squadron, one on the starboard, and the other on the
larboard bow. At half-past eight o'clock on the morning of
the 20th, Belleisle, by our reckoning, bearing E. b. N.
1/4 N. about thirteen leagues, the Maidstone made the
signal for seeing a fleet. I immediately spread abroad the
signal for the line abreast, in order to draw all the
ships of the squadron up with me. I had before sent the
Magnanime ahead to make the land. At three-quarters past
nine she made the signal for seeing an enemy. Observing,
on my discovering them, that they made off, I threw out
the signal for the seven ships nearest them to chase, and
draw into a line of battle ahead of me, and endeavour to
stop them till the rest of the squadron should come up,
who were also to form as they chased, that no time might
be lost in the pursuit.... Monsieur Conflans kept going
off under such sail as all his squadron could carry, and
at the same time keep together; while we crowded after him
with every sail our ships could bear. At half-past two

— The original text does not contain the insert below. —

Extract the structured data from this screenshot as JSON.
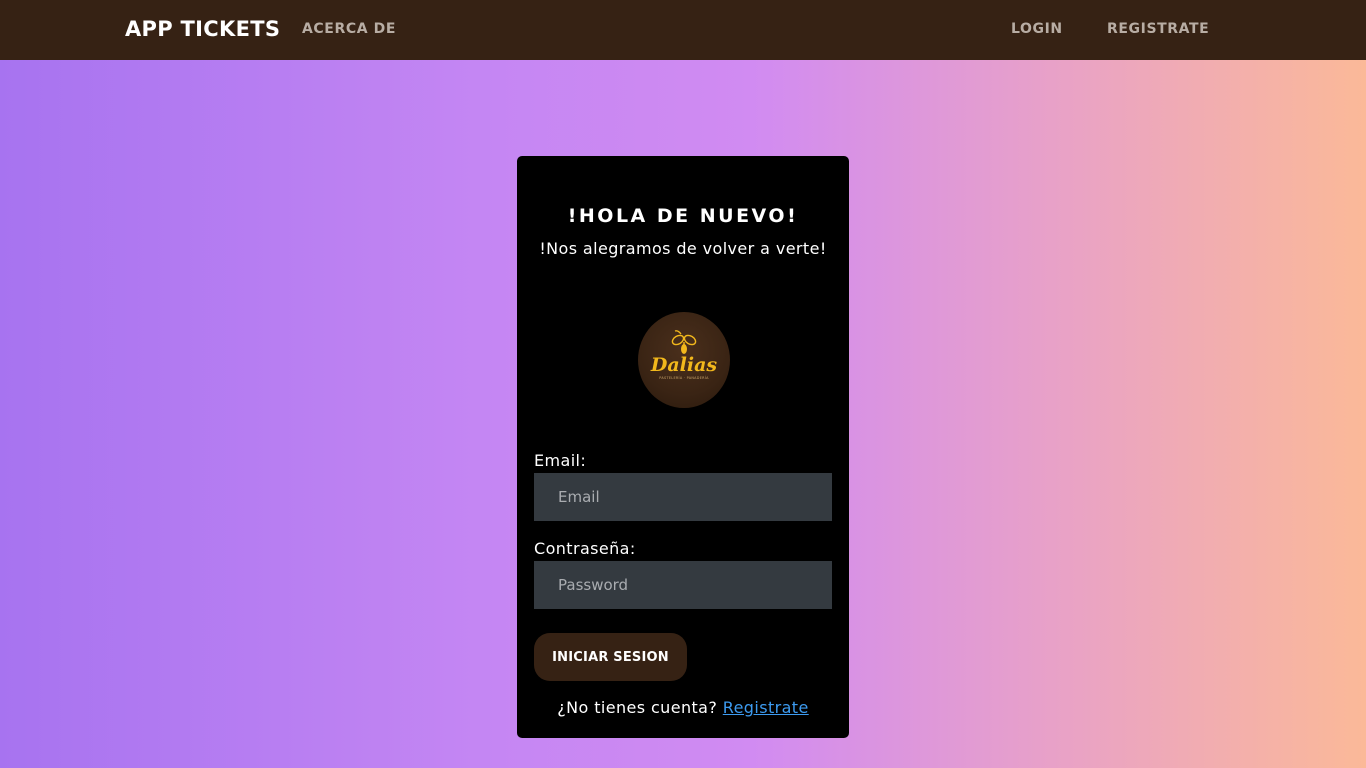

p.m. the fire beginning ahead, I made the signal for
engaging. We were then to the south-ward of Belleisle, and
the French Admiral headmost, soon after led round the

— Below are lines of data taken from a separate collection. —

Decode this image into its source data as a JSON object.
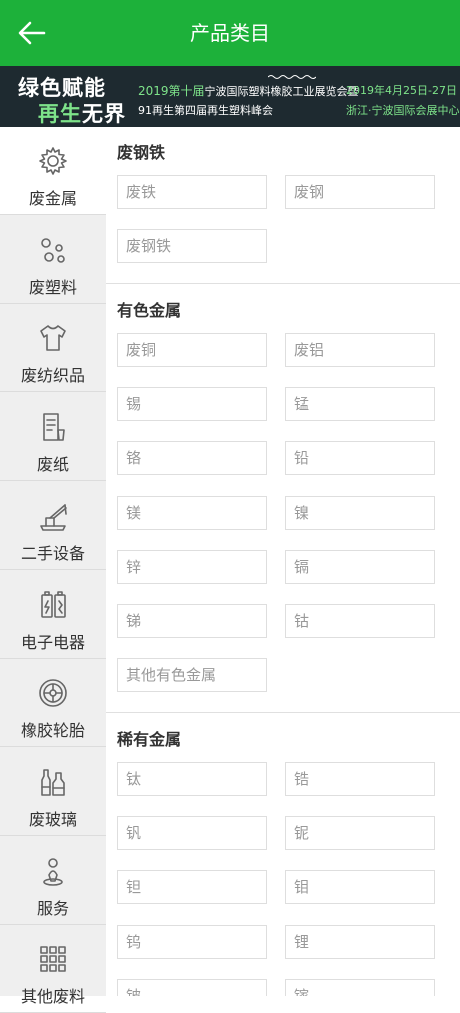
{
  "header": {
    "title": "产品类目"
  },
  "banner": {
    "slogan_part1": "绿色赋能",
    "slogan_part2a": "再生",
    "slogan_part2b": "无界",
    "event_year": "2019第十届",
    "event_line1": "宁波国际塑料橡胶工业展览会暨",
    "event_line2": "91再生第四届再生塑料峰会",
    "date": "2019年4月25日-27日",
    "venue": "浙江·宁波国际会展中心"
  },
  "sidebar": {
    "items": [
      {
        "label": "废金属",
        "icon": "gear-icon"
      },
      {
        "label": "废塑料",
        "icon": "pellets-icon"
      },
      {
        "label": "废纺织品",
        "icon": "tshirt-icon"
      },
      {
        "label": "废纸",
        "icon": "paper-icon"
      },
      {
        "label": "二手设备",
        "icon": "crane-icon"
      },
      {
        "label": "电子电器",
        "icon": "battery-icon"
      },
      {
        "label": "橡胶轮胎",
        "icon": "tire-icon"
      },
      {
        "label": "废玻璃",
        "icon": "bottle-icon"
      },
      {
        "label": "服务",
        "icon": "service-icon"
      },
      {
        "label": "其他废料",
        "icon": "grid-icon"
      }
    ],
    "active_index": 0
  },
  "sections": [
    {
      "title": "废钢铁",
      "items": [
        "废铁",
        "废钢",
        "废钢铁"
      ]
    },
    {
      "title": "有色金属",
      "items": [
        "废铜",
        "废铝",
        "锡",
        "锰",
        "铬",
        "铅",
        "镁",
        "镍",
        "锌",
        "镉",
        "锑",
        "钴",
        "其他有色金属"
      ]
    },
    {
      "title": "稀有金属",
      "items": [
        "钛",
        "锆",
        "钒",
        "铌",
        "钽",
        "钼",
        "钨",
        "锂",
        "铍",
        "镓"
      ]
    }
  ],
  "colors": {
    "brand_green": "#1db13a",
    "banner_bg": "#1e2a30",
    "accent_green": "#7ee38a"
  }
}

Cardinals, while his rear was in action. About four
o'clock the Formidable struck, and a little after, the
Thesee and Superbe were sunk. About five, the Heros

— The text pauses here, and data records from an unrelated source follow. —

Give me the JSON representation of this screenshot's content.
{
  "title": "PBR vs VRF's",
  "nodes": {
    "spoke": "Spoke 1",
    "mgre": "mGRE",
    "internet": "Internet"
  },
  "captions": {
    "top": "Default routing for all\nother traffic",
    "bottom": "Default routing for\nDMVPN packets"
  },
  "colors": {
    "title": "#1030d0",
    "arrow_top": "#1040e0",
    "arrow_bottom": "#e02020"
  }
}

struck, and came to an anchor, but it blowing hard, no
boat could be sent to board her. Night was now come, and
being on a part of the coast, among islands and shoals, of
which we were totally ignorant, without a pilot, as was
the greatest part of the squadron, and blowing hard on a
lee shore, I made the signal to anchor, and come-to in
fifteen-fathom water.... In the night we heard many guns
of distress fired, but, blowing hard, want of knowledge of
the coast, and whether they were fired by a friend or an
enemy, prevented all means of relief.... As soon as it was
broad daylight, in the morning of the 21st, I discovered
seven or eight of the enemy's line-of-battle ships at
anchor between Point Penris and the river Vilaine, on
which I made the signal to weigh in order to work up and
attack them. But it blowed so hard from the N.W. that
instead of daring to cast the squadron loose, I was
obliged to strike topgallant masts. Most of the ships
appeared to be aground at low water.... In attacking a
flying enemy, it was impossible in the space of a short
winter's day that all our ships should be able to get into
action, or all those of the enemy brought to it. The
commanders and companies of such as did come up with the
rear of the French on the 20th behaved with the greatest
intrepidity, and gave the strongest proofs of a true
British spirit. In the same manner I am satisfied would
those have acquitted themselves whose bad-going ships, or
the distance they were at in the morning, prevented from
getting up. Our loss by the enemy is not considerable. For
in the ships which are now with me, I find only one
lieutenant and fifty seamen and marines killed, and about
two hundred and twenty wounded. When I consider the season of the year, the hard gales on the day of action, a flying
enemy, the shortness of the day, and the coast they were
on, I can boldly affirm that all that could possibly be
done has been done. As to the loss we have sustained, let
it be placed to the account of the necessity I was under
of runing all risks to break this strong force of the
enemy. Had we had but two hours more daylight, the whole
had been totally destroyed or taken; for we were almost up
with their van when night overtook us....
Battle of Quiberon Bay, the Day after.
Richard Wright, 1760.
This battle removed the threat of the French Fleet and any
possible invasion of Britain.
IT WAS A GREAT NAVAL VICTORY.
To quote Alfred Thayer Mahan ( The Influence Of Sea Power
on History )
"The Battle of the 20th of November 1759 was the Trafalgar
of the Seven Years War,
and the English Fleets were now free to act against the
colonies of France, and later of
Spain, on a grander scale than ever before.
For instance, the French could not follow up their victory
at the Battle of Sainte-Foy
( Battle of Quebec ) in 1760 for want of reinforcements
and supplies from France.
So the Battle of Quiberon Bay may be regarded as the
Battle that determined the fate of New France and Canada.
Post the Battle of Quiberon Bay, HMAS Quiberon was so
named to remember that
famous naval victory in 1759.